Although I as well like to rattle on and give full descriptions when I think I’ve made something amazing, this time I’ll keep it a bit shorter and will not exaggerate. I think I’ll save that for a more over-the-top post. I promise those will come…! =)
These lovely moist cakes are called ‘babybundts’ - please don’t ask me why, because I really don’t know… - and I found the recipe in Nigella Lawson’s ‘How to Be a Domestic Goddess’
They are very easy to prepare and will not leave you with much of washing-up. I loyally obeyed to all the instructions - only I did add a good handful of raisins to the batter, which gave a nice extra bite.
I think this is a very good alternative for a normal plain cake; it’s quite basic and light, but the yoghurt gives it a twist and makes it very fresh and slightly sticky.
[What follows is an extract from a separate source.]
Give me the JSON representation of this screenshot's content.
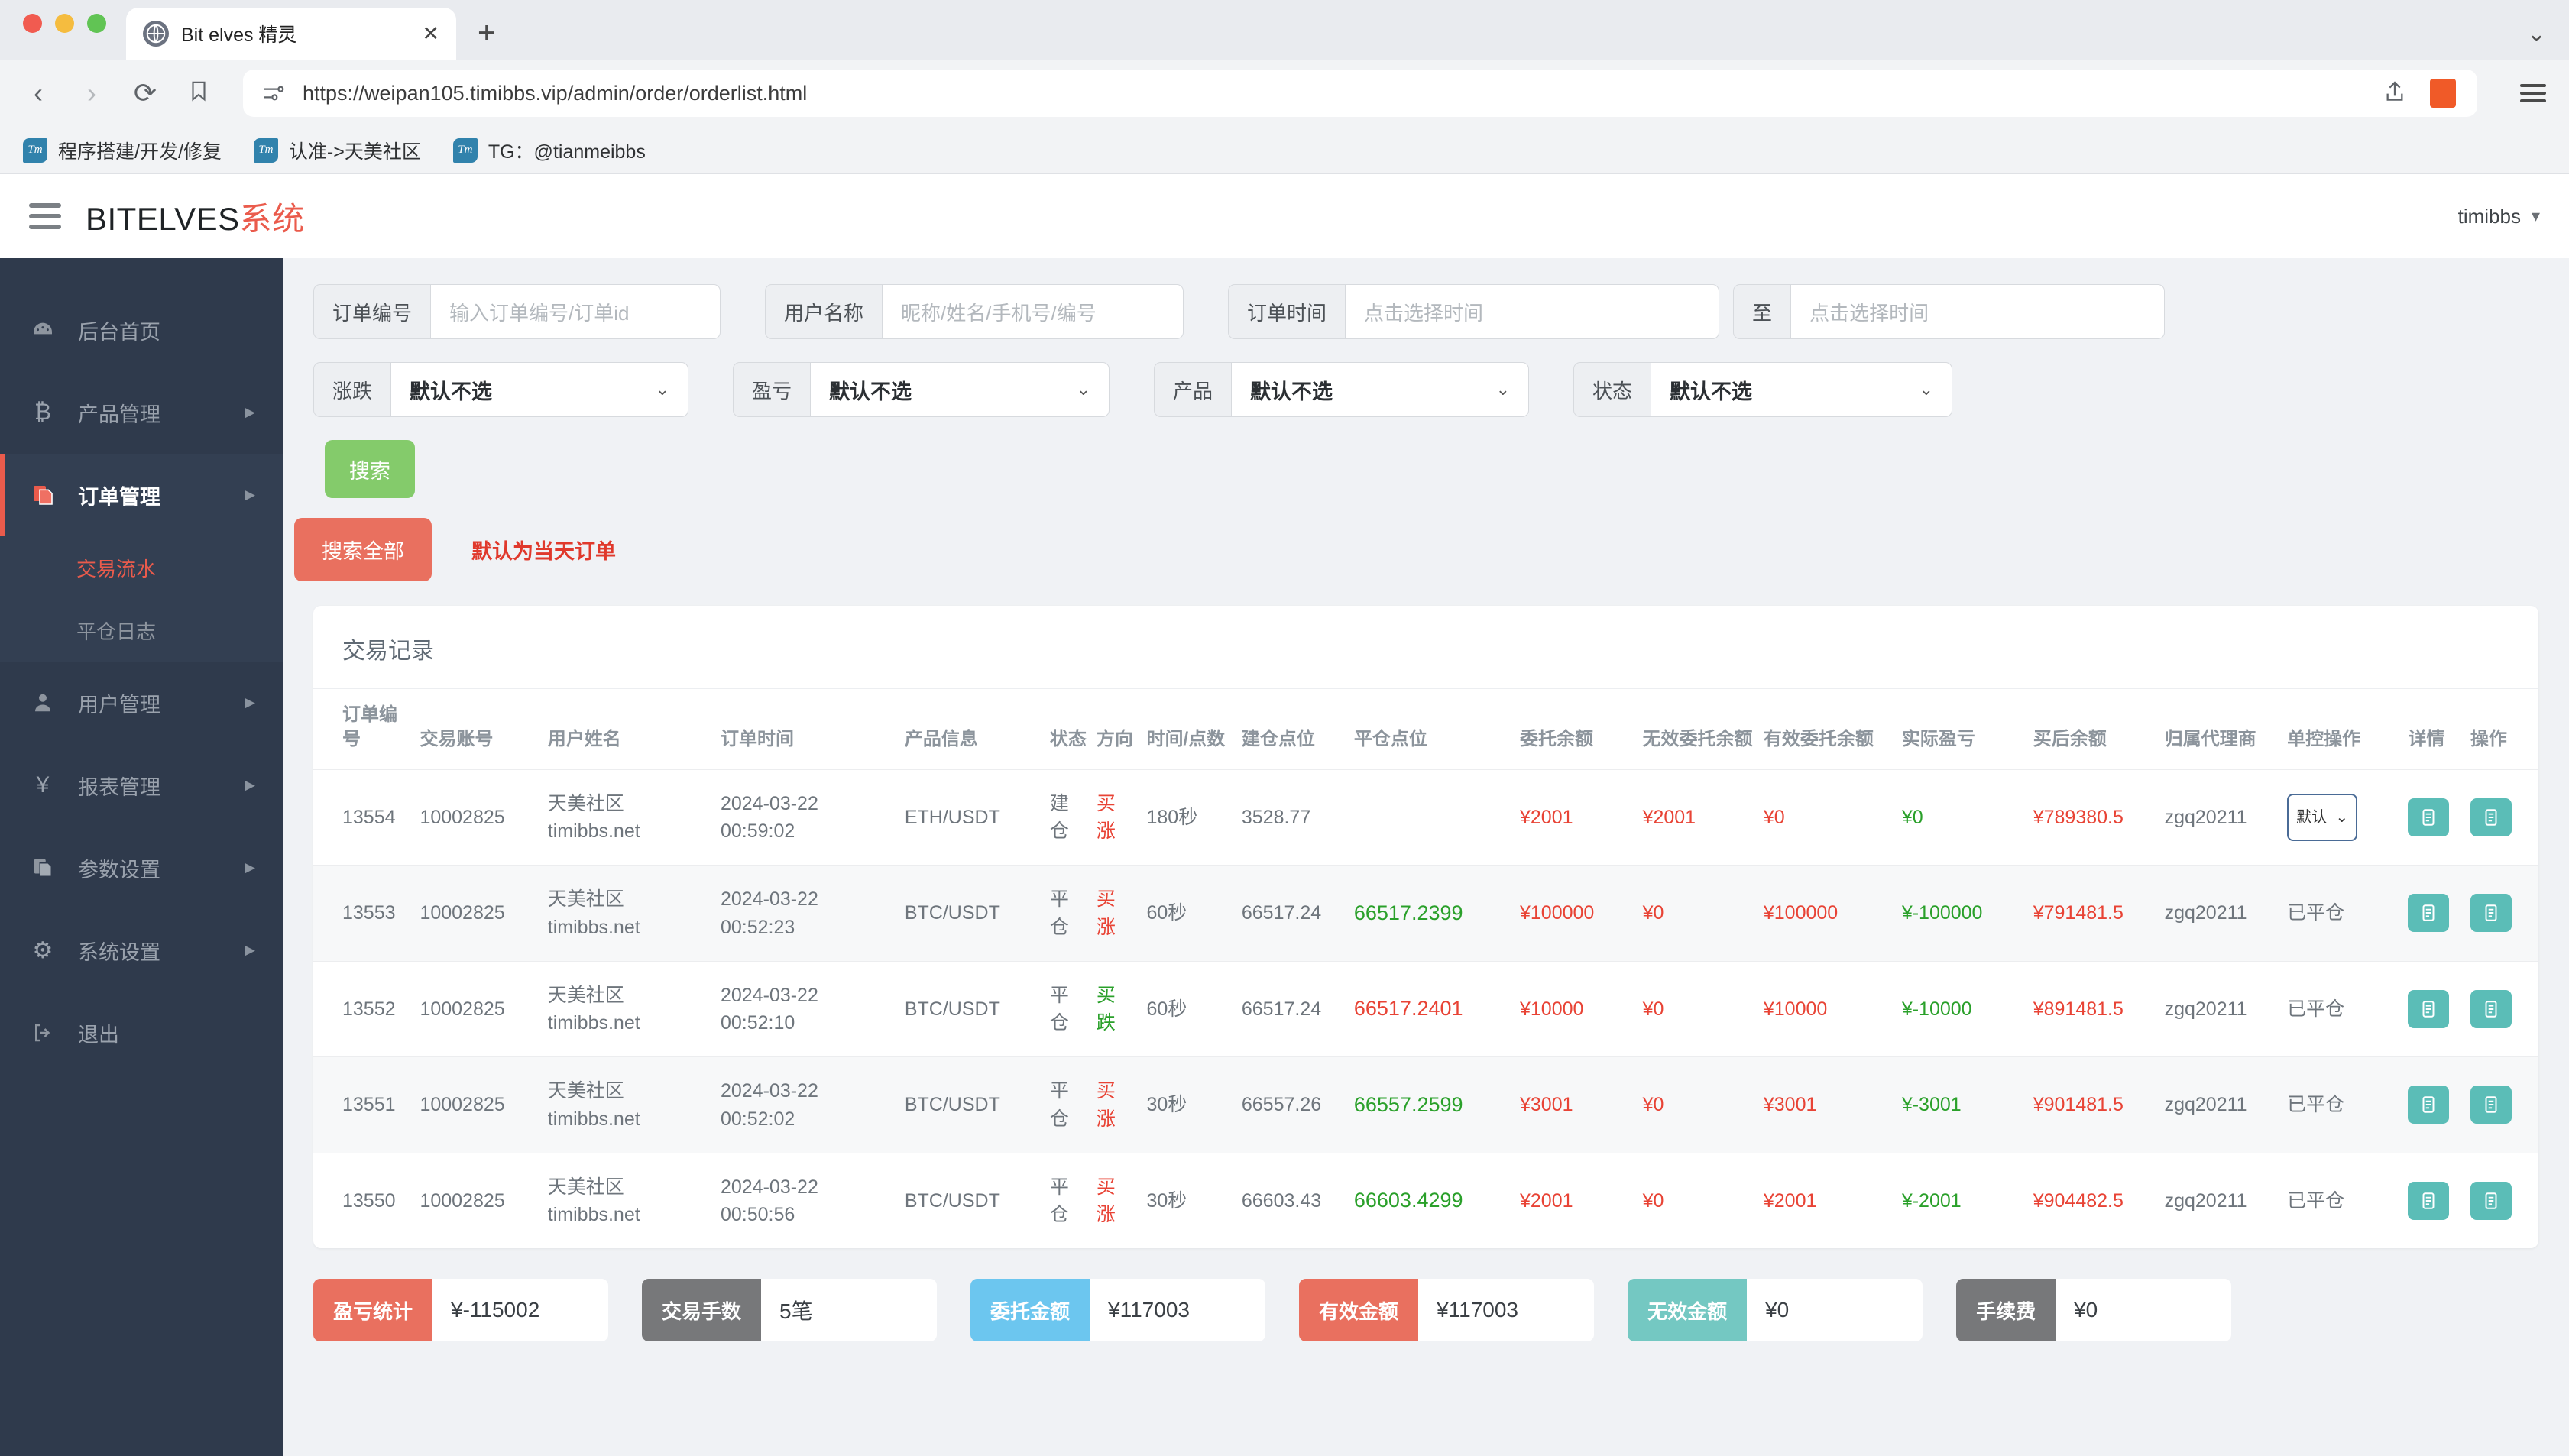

This pairing with the sweet sugary icing is truly delicious…
Babybundts (makes 6)
- 125 g natural yoghurt
- 75 g salted butter, melted
- 2 large eggs
- rind of 1 lemon
- 150 g all-purpose flour
- 50 g (a good handful) raisins
- ½ tsp baking soda
- pinch of salt
- 125 g granulated sugar
- 200 g icing sugar
- juice of 1 lemon
1. Preheat the oven to 170° C and grease generously 1 mini-Bundts form for 6 - or if you don’t have that, muffin tins or little oven bowls
2. Mix in a measuring cup yoghurt, melted butter, eggs and lemon rind.
3. Mix in a large bowl flour, baking soda, salt and sugar.
4. Spatula the wet ingredients in the dry ones and mix well. Fill the prepared tins (half full!) and bake for 25 to 30 minutes.
5. Leave them to cool a bit before taking them out their forms (otherwise they’ll brake! but don’t wait too long, or they’ll be glued to their tins forever…) place with the flat side down, on a rack to cool.
6. For the glace, sift the icing sugar above a bowl and pour in enough lemon juice so you will get a thick glace. Cover the cakes with it and let it drip a bit down the sides.
Of course you can use all sorts of other citrus fruit for variation, oranges for example, or maybe lime and grapefruits…